Dec 9, 2011
The McQuillen Creative Group recently created a video using film footage from the 1940s to tell the story of Aberdeen’s special treat for World War II servicemen passing through town on their way to war. Watching those images of smiling soldiers and industrious women bustling around the Milwaukee Depot got me thinking about other fragments of South Dakota life in bygone days that I’ve seen floating around the Internet. Here are just a few.
Films recording snippets of daily life in Depression-era Britton can be viewed at the Internet Archive. Ivan Besse recorded what he saw around town and created short silent films which he would screen for audiences at the Strand Theatre, where he was a projectionist.
Bob Purse has an enormous collection of reel to reel tapes.
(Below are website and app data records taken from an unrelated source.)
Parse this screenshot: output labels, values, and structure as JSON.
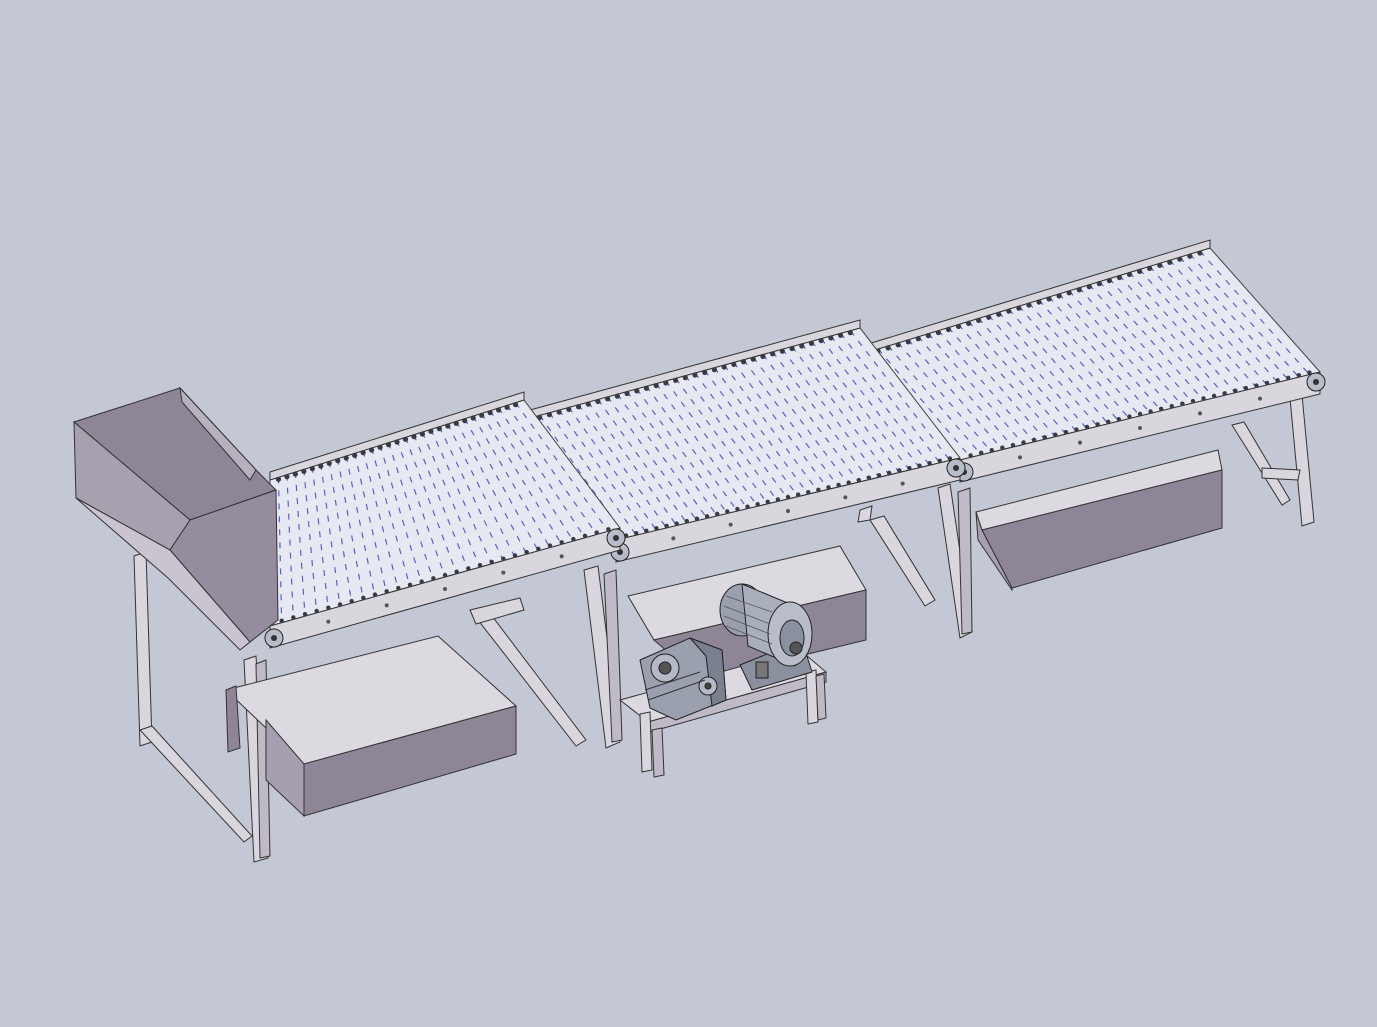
{
  "scene": {
    "background": "#c4c8d4",
    "frame_color": "#d9d6de",
    "frame_shadow": "#8f8b99",
    "tray_color": "#8e8596",
    "tray_light": "#ddd9e1",
    "roller_color": "#3340c0",
    "chain_color": "#3a3a44",
    "motor_color": "#9aa0ae",
    "components": [
      "hopper-icon",
      "conveyor-section-1",
      "conveyor-section-2",
      "conveyor-section-3",
      "collection-tray-1",
      "collection-tray-2",
      "collection-tray-3",
      "gear-reducer-icon",
      "electric-motor-icon",
      "motor-stand"
    ]
  }
}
He occasionally shares some of his finds on the blog of New Jersey radio station WFMU. One of the tapes in his archives features a fellow named Burl Thompson asking women in early 1950s Renner about their families and which side of the road they live on. Apparently there’s less dust if you live on the south side.
An excerpt from the book Six: a Football Coach’s Journey to a National Record by Marc Rasmussen appeared in our November/December issue. Here you can see footage of the record-setting Claremont Honkers football team in action.
Last week, Marc reminded us of the amazing resources available at the Library of Congress website. Their prints and photographs collection contains images of South Dakota life taken in the 1880s on. Photos included cover everything from an 1888 all-Chinese firehose team race in Deadwood to a 1942 Timber Lake barbershop to the Porter Sculpture Park in Montrose in 2009.